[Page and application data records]
━━━━━━━━━━━━━━━━━━━━━━━━━━━━━━

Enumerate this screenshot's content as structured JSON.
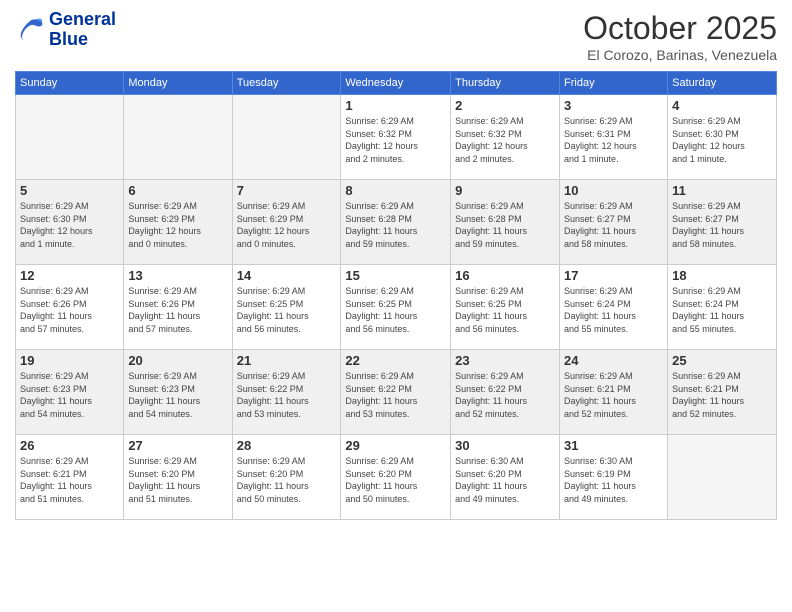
{
  "header": {
    "logo_line1": "General",
    "logo_line2": "Blue",
    "month": "October 2025",
    "location": "El Corozo, Barinas, Venezuela"
  },
  "days_of_week": [
    "Sunday",
    "Monday",
    "Tuesday",
    "Wednesday",
    "Thursday",
    "Friday",
    "Saturday"
  ],
  "weeks": [
    [
      {
        "day": "",
        "info": ""
      },
      {
        "day": "",
        "info": ""
      },
      {
        "day": "",
        "info": ""
      },
      {
        "day": "1",
        "info": "Sunrise: 6:29 AM\nSunset: 6:32 PM\nDaylight: 12 hours\nand 2 minutes."
      },
      {
        "day": "2",
        "info": "Sunrise: 6:29 AM\nSunset: 6:32 PM\nDaylight: 12 hours\nand 2 minutes."
      },
      {
        "day": "3",
        "info": "Sunrise: 6:29 AM\nSunset: 6:31 PM\nDaylight: 12 hours\nand 1 minute."
      },
      {
        "day": "4",
        "info": "Sunrise: 6:29 AM\nSunset: 6:30 PM\nDaylight: 12 hours\nand 1 minute."
      }
    ],
    [
      {
        "day": "5",
        "info": "Sunrise: 6:29 AM\nSunset: 6:30 PM\nDaylight: 12 hours\nand 1 minute."
      },
      {
        "day": "6",
        "info": "Sunrise: 6:29 AM\nSunset: 6:29 PM\nDaylight: 12 hours\nand 0 minutes."
      },
      {
        "day": "7",
        "info": "Sunrise: 6:29 AM\nSunset: 6:29 PM\nDaylight: 12 hours\nand 0 minutes."
      },
      {
        "day": "8",
        "info": "Sunrise: 6:29 AM\nSunset: 6:28 PM\nDaylight: 11 hours\nand 59 minutes."
      },
      {
        "day": "9",
        "info": "Sunrise: 6:29 AM\nSunset: 6:28 PM\nDaylight: 11 hours\nand 59 minutes."
      },
      {
        "day": "10",
        "info": "Sunrise: 6:29 AM\nSunset: 6:27 PM\nDaylight: 11 hours\nand 58 minutes."
      },
      {
        "day": "11",
        "info": "Sunrise: 6:29 AM\nSunset: 6:27 PM\nDaylight: 11 hours\nand 58 minutes."
      }
    ],
    [
      {
        "day": "12",
        "info": "Sunrise: 6:29 AM\nSunset: 6:26 PM\nDaylight: 11 hours\nand 57 minutes."
      },
      {
        "day": "13",
        "info": "Sunrise: 6:29 AM\nSunset: 6:26 PM\nDaylight: 11 hours\nand 57 minutes."
      },
      {
        "day": "14",
        "info": "Sunrise: 6:29 AM\nSunset: 6:25 PM\nDaylight: 11 hours\nand 56 minutes."
      },
      {
        "day": "15",
        "info": "Sunrise: 6:29 AM\nSunset: 6:25 PM\nDaylight: 11 hours\nand 56 minutes."
      },
      {
        "day": "16",
        "info": "Sunrise: 6:29 AM\nSunset: 6:25 PM\nDaylight: 11 hours\nand 56 minutes."
      },
      {
        "day": "17",
        "info": "Sunrise: 6:29 AM\nSunset: 6:24 PM\nDaylight: 11 hours\nand 55 minutes."
      },
      {
        "day": "18",
        "info": "Sunrise: 6:29 AM\nSunset: 6:24 PM\nDaylight: 11 hours\nand 55 minutes."
      }
    ],
    [
      {
        "day": "19",
        "info": "Sunrise: 6:29 AM\nSunset: 6:23 PM\nDaylight: 11 hours\nand 54 minutes."
      },
      {
        "day": "20",
        "info": "Sunrise: 6:29 AM\nSunset: 6:23 PM\nDaylight: 11 hours\nand 54 minutes."
      },
      {
        "day": "21",
        "info": "Sunrise: 6:29 AM\nSunset: 6:22 PM\nDaylight: 11 hours\nand 53 minutes."
      },
      {
        "day": "22",
        "info": "Sunrise: 6:29 AM\nSunset: 6:22 PM\nDaylight: 11 hours\nand 53 minutes."
      },
      {
        "day": "23",
        "info": "Sunrise: 6:29 AM\nSunset: 6:22 PM\nDaylight: 11 hours\nand 52 minutes."
      },
      {
        "day": "24",
        "info": "Sunrise: 6:29 AM\nSunset: 6:21 PM\nDaylight: 11 hours\nand 52 minutes."
      },
      {
        "day": "25",
        "info": "Sunrise: 6:29 AM\nSunset: 6:21 PM\nDaylight: 11 hours\nand 52 minutes."
      }
    ],
    [
      {
        "day": "26",
        "info": "Sunrise: 6:29 AM\nSunset: 6:21 PM\nDaylight: 11 hours\nand 51 minutes."
      },
      {
        "day": "27",
        "info": "Sunrise: 6:29 AM\nSunset: 6:20 PM\nDaylight: 11 hours\nand 51 minutes."
      },
      {
        "day": "28",
        "info": "Sunrise: 6:29 AM\nSunset: 6:20 PM\nDaylight: 11 hours\nand 50 minutes."
      },
      {
        "day": "29",
        "info": "Sunrise: 6:29 AM\nSunset: 6:20 PM\nDaylight: 11 hours\nand 50 minutes."
      },
      {
        "day": "30",
        "info": "Sunrise: 6:30 AM\nSunset: 6:20 PM\nDaylight: 11 hours\nand 49 minutes."
      },
      {
        "day": "31",
        "info": "Sunrise: 6:30 AM\nSunset: 6:19 PM\nDaylight: 11 hours\nand 49 minutes."
      },
      {
        "day": "",
        "info": ""
      }
    ]
  ]
}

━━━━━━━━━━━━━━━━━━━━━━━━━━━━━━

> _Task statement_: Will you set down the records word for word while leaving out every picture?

> _Answer section_:
Enumerate this screenshot's content as structured JSON.
{
  "header": {
    "logo_line1": "General",
    "logo_line2": "Blue",
    "month": "October 2025",
    "location": "El Corozo, Barinas, Venezuela"
  },
  "days_of_week": [
    "Sunday",
    "Monday",
    "Tuesday",
    "Wednesday",
    "Thursday",
    "Friday",
    "Saturday"
  ],
  "weeks": [
    [
      {
        "day": "",
        "info": ""
      },
      {
        "day": "",
        "info": ""
      },
      {
        "day": "",
        "info": ""
      },
      {
        "day": "1",
        "info": "Sunrise: 6:29 AM\nSunset: 6:32 PM\nDaylight: 12 hours\nand 2 minutes."
      },
      {
        "day": "2",
        "info": "Sunrise: 6:29 AM\nSunset: 6:32 PM\nDaylight: 12 hours\nand 2 minutes."
      },
      {
        "day": "3",
        "info": "Sunrise: 6:29 AM\nSunset: 6:31 PM\nDaylight: 12 hours\nand 1 minute."
      },
      {
        "day": "4",
        "info": "Sunrise: 6:29 AM\nSunset: 6:30 PM\nDaylight: 12 hours\nand 1 minute."
      }
    ],
    [
      {
        "day": "5",
        "info": "Sunrise: 6:29 AM\nSunset: 6:30 PM\nDaylight: 12 hours\nand 1 minute."
      },
      {
        "day": "6",
        "info": "Sunrise: 6:29 AM\nSunset: 6:29 PM\nDaylight: 12 hours\nand 0 minutes."
      },
      {
        "day": "7",
        "info": "Sunrise: 6:29 AM\nSunset: 6:29 PM\nDaylight: 12 hours\nand 0 minutes."
      },
      {
        "day": "8",
        "info": "Sunrise: 6:29 AM\nSunset: 6:28 PM\nDaylight: 11 hours\nand 59 minutes."
      },
      {
        "day": "9",
        "info": "Sunrise: 6:29 AM\nSunset: 6:28 PM\nDaylight: 11 hours\nand 59 minutes."
      },
      {
        "day": "10",
        "info": "Sunrise: 6:29 AM\nSunset: 6:27 PM\nDaylight: 11 hours\nand 58 minutes."
      },
      {
        "day": "11",
        "info": "Sunrise: 6:29 AM\nSunset: 6:27 PM\nDaylight: 11 hours\nand 58 minutes."
      }
    ],
    [
      {
        "day": "12",
        "info": "Sunrise: 6:29 AM\nSunset: 6:26 PM\nDaylight: 11 hours\nand 57 minutes."
      },
      {
        "day": "13",
        "info": "Sunrise: 6:29 AM\nSunset: 6:26 PM\nDaylight: 11 hours\nand 57 minutes."
      },
      {
        "day": "14",
        "info": "Sunrise: 6:29 AM\nSunset: 6:25 PM\nDaylight: 11 hours\nand 56 minutes."
      },
      {
        "day": "15",
        "info": "Sunrise: 6:29 AM\nSunset: 6:25 PM\nDaylight: 11 hours\nand 56 minutes."
      },
      {
        "day": "16",
        "info": "Sunrise: 6:29 AM\nSunset: 6:25 PM\nDaylight: 11 hours\nand 56 minutes."
      },
      {
        "day": "17",
        "info": "Sunrise: 6:29 AM\nSunset: 6:24 PM\nDaylight: 11 hours\nand 55 minutes."
      },
      {
        "day": "18",
        "info": "Sunrise: 6:29 AM\nSunset: 6:24 PM\nDaylight: 11 hours\nand 55 minutes."
      }
    ],
    [
      {
        "day": "19",
        "info": "Sunrise: 6:29 AM\nSunset: 6:23 PM\nDaylight: 11 hours\nand 54 minutes."
      },
      {
        "day": "20",
        "info": "Sunrise: 6:29 AM\nSunset: 6:23 PM\nDaylight: 11 hours\nand 54 minutes."
      },
      {
        "day": "21",
        "info": "Sunrise: 6:29 AM\nSunset: 6:22 PM\nDaylight: 11 hours\nand 53 minutes."
      },
      {
        "day": "22",
        "info": "Sunrise: 6:29 AM\nSunset: 6:22 PM\nDaylight: 11 hours\nand 53 minutes."
      },
      {
        "day": "23",
        "info": "Sunrise: 6:29 AM\nSunset: 6:22 PM\nDaylight: 11 hours\nand 52 minutes."
      },
      {
        "day": "24",
        "info": "Sunrise: 6:29 AM\nSunset: 6:21 PM\nDaylight: 11 hours\nand 52 minutes."
      },
      {
        "day": "25",
        "info": "Sunrise: 6:29 AM\nSunset: 6:21 PM\nDaylight: 11 hours\nand 52 minutes."
      }
    ],
    [
      {
        "day": "26",
        "info": "Sunrise: 6:29 AM\nSunset: 6:21 PM\nDaylight: 11 hours\nand 51 minutes."
      },
      {
        "day": "27",
        "info": "Sunrise: 6:29 AM\nSunset: 6:20 PM\nDaylight: 11 hours\nand 51 minutes."
      },
      {
        "day": "28",
        "info": "Sunrise: 6:29 AM\nSunset: 6:20 PM\nDaylight: 11 hours\nand 50 minutes."
      },
      {
        "day": "29",
        "info": "Sunrise: 6:29 AM\nSunset: 6:20 PM\nDaylight: 11 hours\nand 50 minutes."
      },
      {
        "day": "30",
        "info": "Sunrise: 6:30 AM\nSunset: 6:20 PM\nDaylight: 11 hours\nand 49 minutes."
      },
      {
        "day": "31",
        "info": "Sunrise: 6:30 AM\nSunset: 6:19 PM\nDaylight: 11 hours\nand 49 minutes."
      },
      {
        "day": "",
        "info": ""
      }
    ]
  ]
}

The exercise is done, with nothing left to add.